[Activity]
Each entry that follows needs to be written out exactly, with nothing left out.

Top of Excerpted data

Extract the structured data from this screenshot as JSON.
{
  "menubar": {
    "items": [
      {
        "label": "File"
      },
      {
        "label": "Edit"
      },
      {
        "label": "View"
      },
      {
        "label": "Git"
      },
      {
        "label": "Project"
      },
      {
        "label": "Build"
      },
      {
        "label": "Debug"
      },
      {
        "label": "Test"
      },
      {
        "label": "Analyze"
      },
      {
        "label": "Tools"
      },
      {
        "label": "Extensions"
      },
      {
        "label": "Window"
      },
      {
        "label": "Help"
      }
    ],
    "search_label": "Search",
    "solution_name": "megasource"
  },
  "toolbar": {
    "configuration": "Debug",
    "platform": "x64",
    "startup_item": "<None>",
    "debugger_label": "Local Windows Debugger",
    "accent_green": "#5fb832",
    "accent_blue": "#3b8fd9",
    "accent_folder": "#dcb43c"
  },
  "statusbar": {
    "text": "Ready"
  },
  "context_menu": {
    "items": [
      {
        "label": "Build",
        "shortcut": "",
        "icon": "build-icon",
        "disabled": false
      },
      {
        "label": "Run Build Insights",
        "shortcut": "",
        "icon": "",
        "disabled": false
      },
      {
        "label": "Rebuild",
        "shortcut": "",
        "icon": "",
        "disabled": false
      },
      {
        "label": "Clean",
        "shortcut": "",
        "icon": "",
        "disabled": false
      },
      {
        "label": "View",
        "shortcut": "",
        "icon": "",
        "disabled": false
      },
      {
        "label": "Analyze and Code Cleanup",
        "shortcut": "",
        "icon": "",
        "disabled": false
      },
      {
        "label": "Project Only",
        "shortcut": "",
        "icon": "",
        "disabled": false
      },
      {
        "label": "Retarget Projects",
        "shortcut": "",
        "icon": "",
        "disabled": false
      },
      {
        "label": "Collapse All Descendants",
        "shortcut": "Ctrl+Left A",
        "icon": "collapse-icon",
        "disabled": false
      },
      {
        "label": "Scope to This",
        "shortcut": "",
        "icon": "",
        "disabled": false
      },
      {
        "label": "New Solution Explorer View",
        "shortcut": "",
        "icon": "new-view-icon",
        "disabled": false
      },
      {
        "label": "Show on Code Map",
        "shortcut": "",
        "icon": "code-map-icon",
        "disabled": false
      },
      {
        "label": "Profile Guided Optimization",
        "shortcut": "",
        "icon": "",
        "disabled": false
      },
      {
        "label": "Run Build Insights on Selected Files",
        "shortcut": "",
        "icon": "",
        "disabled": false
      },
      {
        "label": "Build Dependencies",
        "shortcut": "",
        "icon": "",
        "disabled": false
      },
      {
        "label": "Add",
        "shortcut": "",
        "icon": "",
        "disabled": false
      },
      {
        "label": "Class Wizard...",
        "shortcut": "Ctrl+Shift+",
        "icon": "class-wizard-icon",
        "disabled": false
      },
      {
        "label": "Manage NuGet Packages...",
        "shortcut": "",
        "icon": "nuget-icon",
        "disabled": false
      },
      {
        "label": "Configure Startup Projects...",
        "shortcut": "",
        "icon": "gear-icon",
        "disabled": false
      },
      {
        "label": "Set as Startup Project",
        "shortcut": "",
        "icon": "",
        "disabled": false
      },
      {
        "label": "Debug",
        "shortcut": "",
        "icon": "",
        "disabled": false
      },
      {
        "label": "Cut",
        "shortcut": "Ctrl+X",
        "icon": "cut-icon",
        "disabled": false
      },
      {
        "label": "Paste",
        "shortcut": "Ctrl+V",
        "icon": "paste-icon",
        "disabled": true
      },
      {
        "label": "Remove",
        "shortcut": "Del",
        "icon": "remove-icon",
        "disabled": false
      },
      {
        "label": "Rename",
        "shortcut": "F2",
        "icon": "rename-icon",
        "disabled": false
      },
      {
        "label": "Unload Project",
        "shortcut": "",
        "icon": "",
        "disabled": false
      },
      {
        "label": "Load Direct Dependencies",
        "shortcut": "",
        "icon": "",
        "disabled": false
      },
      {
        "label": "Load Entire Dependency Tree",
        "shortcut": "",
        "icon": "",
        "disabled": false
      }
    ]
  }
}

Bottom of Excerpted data

[Solution to the exercise]
Extract the structured data from this screenshot as JSON.
{
  "menubar": {
    "items": [
      {
        "label": "File"
      },
      {
        "label": "Edit"
      },
      {
        "label": "View"
      },
      {
        "label": "Git"
      },
      {
        "label": "Project"
      },
      {
        "label": "Build"
      },
      {
        "label": "Debug"
      },
      {
        "label": "Test"
      },
      {
        "label": "Analyze"
      },
      {
        "label": "Tools"
      },
      {
        "label": "Extensions"
      },
      {
        "label": "Window"
      },
      {
        "label": "Help"
      }
    ],
    "search_label": "Search",
    "solution_name": "megasource"
  },
  "toolbar": {
    "configuration": "Debug",
    "platform": "x64",
    "startup_item": "<None>",
    "debugger_label": "Local Windows Debugger",
    "accent_green": "#5fb832",
    "accent_blue": "#3b8fd9",
    "accent_folder": "#dcb43c"
  },
  "statusbar": {
    "text": "Ready"
  },
  "context_menu": {
    "items": [
      {
        "label": "Build",
        "shortcut": "",
        "icon": "build-icon",
        "disabled": false
      },
      {
        "label": "Run Build Insights",
        "shortcut": "",
        "icon": "",
        "disabled": false
      },
      {
        "label": "Rebuild",
        "shortcut": "",
        "icon": "",
        "disabled": false
      },
      {
        "label": "Clean",
        "shortcut": "",
        "icon": "",
        "disabled": false
      },
      {
        "label": "View",
        "shortcut": "",
        "icon": "",
        "disabled": false
      },
      {
        "label": "Analyze and Code Cleanup",
        "shortcut": "",
        "icon": "",
        "disabled": false
      },
      {
        "label": "Project Only",
        "shortcut": "",
        "icon": "",
        "disabled": false
      },
      {
        "label": "Retarget Projects",
        "shortcut": "",
        "icon": "",
        "disabled": false
      },
      {
        "label": "Collapse All Descendants",
        "shortcut": "Ctrl+Left A",
        "icon": "collapse-icon",
        "disabled": false
      },
      {
        "label": "Scope to This",
        "shortcut": "",
        "icon": "",
        "disabled": false
      },
      {
        "label": "New Solution Explorer View",
        "shortcut": "",
        "icon": "new-view-icon",
        "disabled": false
      },
      {
        "label": "Show on Code Map",
        "shortcut": "",
        "icon": "code-map-icon",
        "disabled": false
      },
      {
        "label": "Profile Guided Optimization",
        "shortcut": "",
        "icon": "",
        "disabled": false
      },
      {
        "label": "Run Build Insights on Selected Files",
        "shortcut": "",
        "icon": "",
        "disabled": false
      },
      {
        "label": "Build Dependencies",
        "shortcut": "",
        "icon": "",
        "disabled": false
      },
      {
        "label": "Add",
        "shortcut": "",
        "icon": "",
        "disabled": false
      },
      {
        "label": "Class Wizard...",
        "shortcut": "Ctrl+Shift+",
        "icon": "class-wizard-icon",
        "disabled": false
      },
      {
        "label": "Manage NuGet Packages...",
        "shortcut": "",
        "icon": "nuget-icon",
        "disabled": false
      },
      {
        "label": "Configure Startup Projects...",
        "shortcut": "",
        "icon": "gear-icon",
        "disabled": false
      },
      {
        "label": "Set as Startup Project",
        "shortcut": "",
        "icon": "",
        "disabled": false
      },
      {
        "label": "Debug",
        "shortcut": "",
        "icon": "",
        "disabled": false
      },
      {
        "label": "Cut",
        "shortcut": "Ctrl+X",
        "icon": "cut-icon",
        "disabled": false
      },
      {
        "label": "Paste",
        "shortcut": "Ctrl+V",
        "icon": "paste-icon",
        "disabled": true
      },
      {
        "label": "Remove",
        "shortcut": "Del",
        "icon": "remove-icon",
        "disabled": false
      },
      {
        "label": "Rename",
        "shortcut": "F2",
        "icon": "rename-icon",
        "disabled": false
      },
      {
        "label": "Unload Project",
        "shortcut": "",
        "icon": "",
        "disabled": false
      },
      {
        "label": "Load Direct Dependencies",
        "shortcut": "",
        "icon": "",
        "disabled": false
      },
      {
        "label": "Load Entire Dependency Tree",
        "shortcut": "",
        "icon": "",
        "disabled": false
      }
    ]
  }
}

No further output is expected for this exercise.